• SOURCE RECORDS:
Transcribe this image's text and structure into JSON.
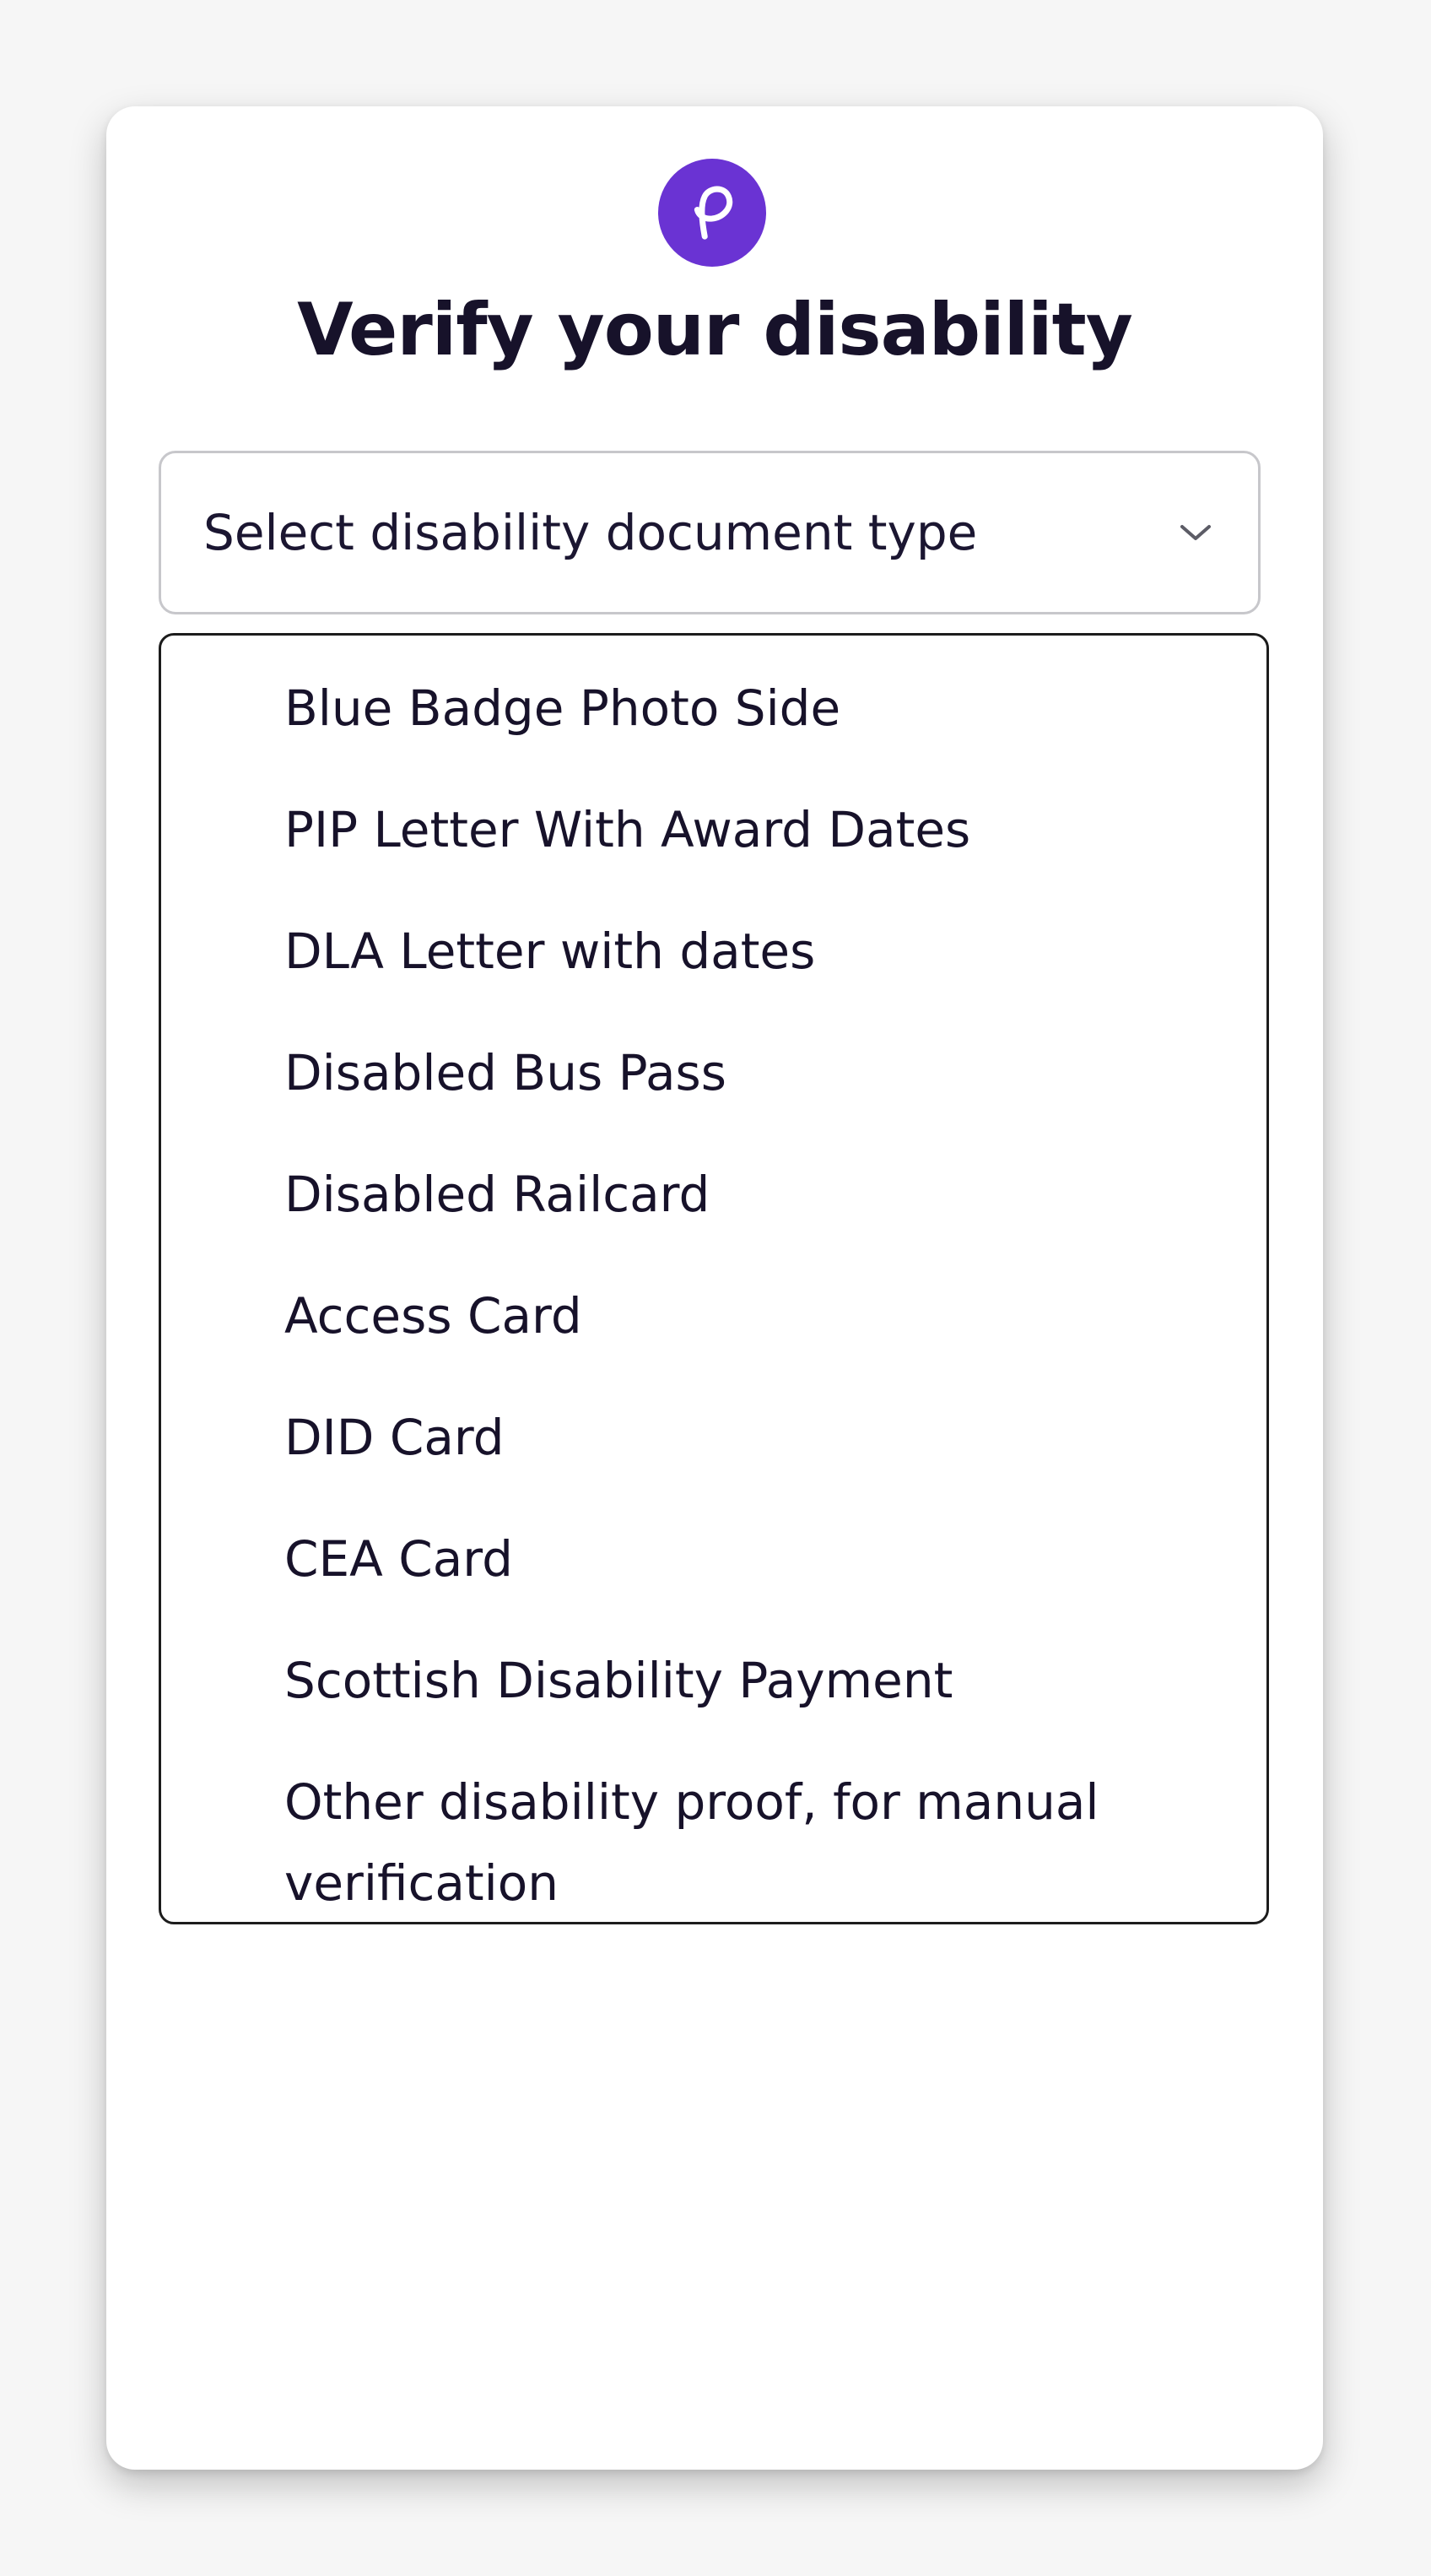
{
  "page": {
    "title": "Verify your disability",
    "logo_icon": "brand-logo-icon",
    "brand_color": "#6a33d3"
  },
  "select": {
    "placeholder": "Select disability document type",
    "icon": "chevron-down-icon"
  },
  "options": [
    {
      "label": "Blue Badge Photo Side"
    },
    {
      "label": "PIP Letter With Award Dates"
    },
    {
      "label": "DLA Letter with dates"
    },
    {
      "label": "Disabled Bus Pass"
    },
    {
      "label": "Disabled Railcard"
    },
    {
      "label": "Access Card"
    },
    {
      "label": "DID Card"
    },
    {
      "label": "CEA Card"
    },
    {
      "label": "Scottish Disability Payment"
    },
    {
      "label": "Other disability proof, for manual verification"
    }
  ]
}
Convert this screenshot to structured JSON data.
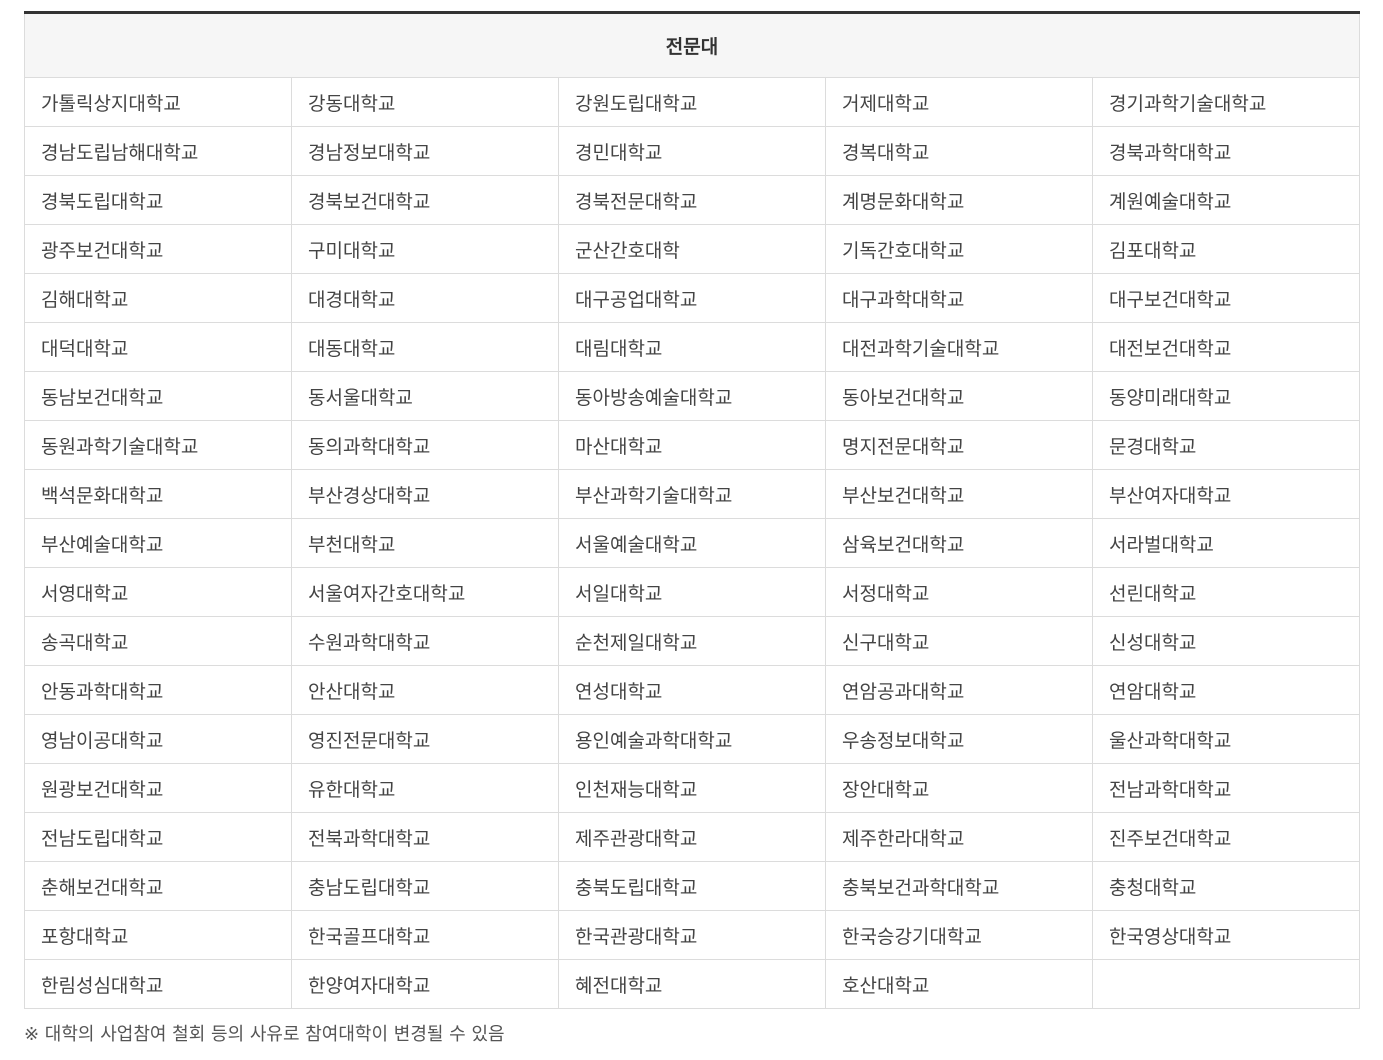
{
  "table": {
    "header": "전문대",
    "rows": [
      [
        "가톨릭상지대학교",
        "강동대학교",
        "강원도립대학교",
        "거제대학교",
        "경기과학기술대학교"
      ],
      [
        "경남도립남해대학교",
        "경남정보대학교",
        "경민대학교",
        "경복대학교",
        "경북과학대학교"
      ],
      [
        "경북도립대학교",
        "경북보건대학교",
        "경북전문대학교",
        "계명문화대학교",
        "계원예술대학교"
      ],
      [
        "광주보건대학교",
        "구미대학교",
        "군산간호대학",
        "기독간호대학교",
        "김포대학교"
      ],
      [
        "김해대학교",
        "대경대학교",
        "대구공업대학교",
        "대구과학대학교",
        "대구보건대학교"
      ],
      [
        "대덕대학교",
        "대동대학교",
        "대림대학교",
        "대전과학기술대학교",
        "대전보건대학교"
      ],
      [
        "동남보건대학교",
        "동서울대학교",
        "동아방송예술대학교",
        "동아보건대학교",
        "동양미래대학교"
      ],
      [
        "동원과학기술대학교",
        "동의과학대학교",
        "마산대학교",
        "명지전문대학교",
        "문경대학교"
      ],
      [
        "백석문화대학교",
        "부산경상대학교",
        "부산과학기술대학교",
        "부산보건대학교",
        "부산여자대학교"
      ],
      [
        "부산예술대학교",
        "부천대학교",
        "서울예술대학교",
        "삼육보건대학교",
        "서라벌대학교"
      ],
      [
        "서영대학교",
        "서울여자간호대학교",
        "서일대학교",
        "서정대학교",
        "선린대학교"
      ],
      [
        "송곡대학교",
        "수원과학대학교",
        "순천제일대학교",
        "신구대학교",
        "신성대학교"
      ],
      [
        "안동과학대학교",
        "안산대학교",
        "연성대학교",
        "연암공과대학교",
        "연암대학교"
      ],
      [
        "영남이공대학교",
        "영진전문대학교",
        "용인예술과학대학교",
        "우송정보대학교",
        "울산과학대학교"
      ],
      [
        "원광보건대학교",
        "유한대학교",
        "인천재능대학교",
        "장안대학교",
        "전남과학대학교"
      ],
      [
        "전남도립대학교",
        "전북과학대학교",
        "제주관광대학교",
        "제주한라대학교",
        "진주보건대학교"
      ],
      [
        "춘해보건대학교",
        "충남도립대학교",
        "충북도립대학교",
        "충북보건과학대학교",
        "충청대학교"
      ],
      [
        "포항대학교",
        "한국골프대학교",
        "한국관광대학교",
        "한국승강기대학교",
        "한국영상대학교"
      ],
      [
        "한림성심대학교",
        "한양여자대학교",
        "혜전대학교",
        "호산대학교",
        ""
      ]
    ]
  },
  "note": "※ 대학의 사업참여 철회 등의 사유로 참여대학이 변경될 수 있음"
}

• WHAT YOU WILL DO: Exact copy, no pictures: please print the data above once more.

• SOLUTION TO THIS TASK:
Transcribe this image's text and structure into JSON.
{
  "page": {
    "title": "Verify your disability",
    "logo_icon": "brand-logo-icon",
    "brand_color": "#6a33d3"
  },
  "select": {
    "placeholder": "Select disability document type",
    "icon": "chevron-down-icon"
  },
  "options": [
    {
      "label": "Blue Badge Photo Side"
    },
    {
      "label": "PIP Letter With Award Dates"
    },
    {
      "label": "DLA Letter with dates"
    },
    {
      "label": "Disabled Bus Pass"
    },
    {
      "label": "Disabled Railcard"
    },
    {
      "label": "Access Card"
    },
    {
      "label": "DID Card"
    },
    {
      "label": "CEA Card"
    },
    {
      "label": "Scottish Disability Payment"
    },
    {
      "label": "Other disability proof, for manual verification"
    }
  ]
}
Convert this screenshot to structured JSON data.
{
  "table": {
    "header": "전문대",
    "rows": [
      [
        "가톨릭상지대학교",
        "강동대학교",
        "강원도립대학교",
        "거제대학교",
        "경기과학기술대학교"
      ],
      [
        "경남도립남해대학교",
        "경남정보대학교",
        "경민대학교",
        "경복대학교",
        "경북과학대학교"
      ],
      [
        "경북도립대학교",
        "경북보건대학교",
        "경북전문대학교",
        "계명문화대학교",
        "계원예술대학교"
      ],
      [
        "광주보건대학교",
        "구미대학교",
        "군산간호대학",
        "기독간호대학교",
        "김포대학교"
      ],
      [
        "김해대학교",
        "대경대학교",
        "대구공업대학교",
        "대구과학대학교",
        "대구보건대학교"
      ],
      [
        "대덕대학교",
        "대동대학교",
        "대림대학교",
        "대전과학기술대학교",
        "대전보건대학교"
      ],
      [
        "동남보건대학교",
        "동서울대학교",
        "동아방송예술대학교",
        "동아보건대학교",
        "동양미래대학교"
      ],
      [
        "동원과학기술대학교",
        "동의과학대학교",
        "마산대학교",
        "명지전문대학교",
        "문경대학교"
      ],
      [
        "백석문화대학교",
        "부산경상대학교",
        "부산과학기술대학교",
        "부산보건대학교",
        "부산여자대학교"
      ],
      [
        "부산예술대학교",
        "부천대학교",
        "서울예술대학교",
        "삼육보건대학교",
        "서라벌대학교"
      ],
      [
        "서영대학교",
        "서울여자간호대학교",
        "서일대학교",
        "서정대학교",
        "선린대학교"
      ],
      [
        "송곡대학교",
        "수원과학대학교",
        "순천제일대학교",
        "신구대학교",
        "신성대학교"
      ],
      [
        "안동과학대학교",
        "안산대학교",
        "연성대학교",
        "연암공과대학교",
        "연암대학교"
      ],
      [
        "영남이공대학교",
        "영진전문대학교",
        "용인예술과학대학교",
        "우송정보대학교",
        "울산과학대학교"
      ],
      [
        "원광보건대학교",
        "유한대학교",
        "인천재능대학교",
        "장안대학교",
        "전남과학대학교"
      ],
      [
        "전남도립대학교",
        "전북과학대학교",
        "제주관광대학교",
        "제주한라대학교",
        "진주보건대학교"
      ],
      [
        "춘해보건대학교",
        "충남도립대학교",
        "충북도립대학교",
        "충북보건과학대학교",
        "충청대학교"
      ],
      [
        "포항대학교",
        "한국골프대학교",
        "한국관광대학교",
        "한국승강기대학교",
        "한국영상대학교"
      ],
      [
        "한림성심대학교",
        "한양여자대학교",
        "혜전대학교",
        "호산대학교",
        ""
      ]
    ]
  },
  "note": "※ 대학의 사업참여 철회 등의 사유로 참여대학이 변경될 수 있음"
}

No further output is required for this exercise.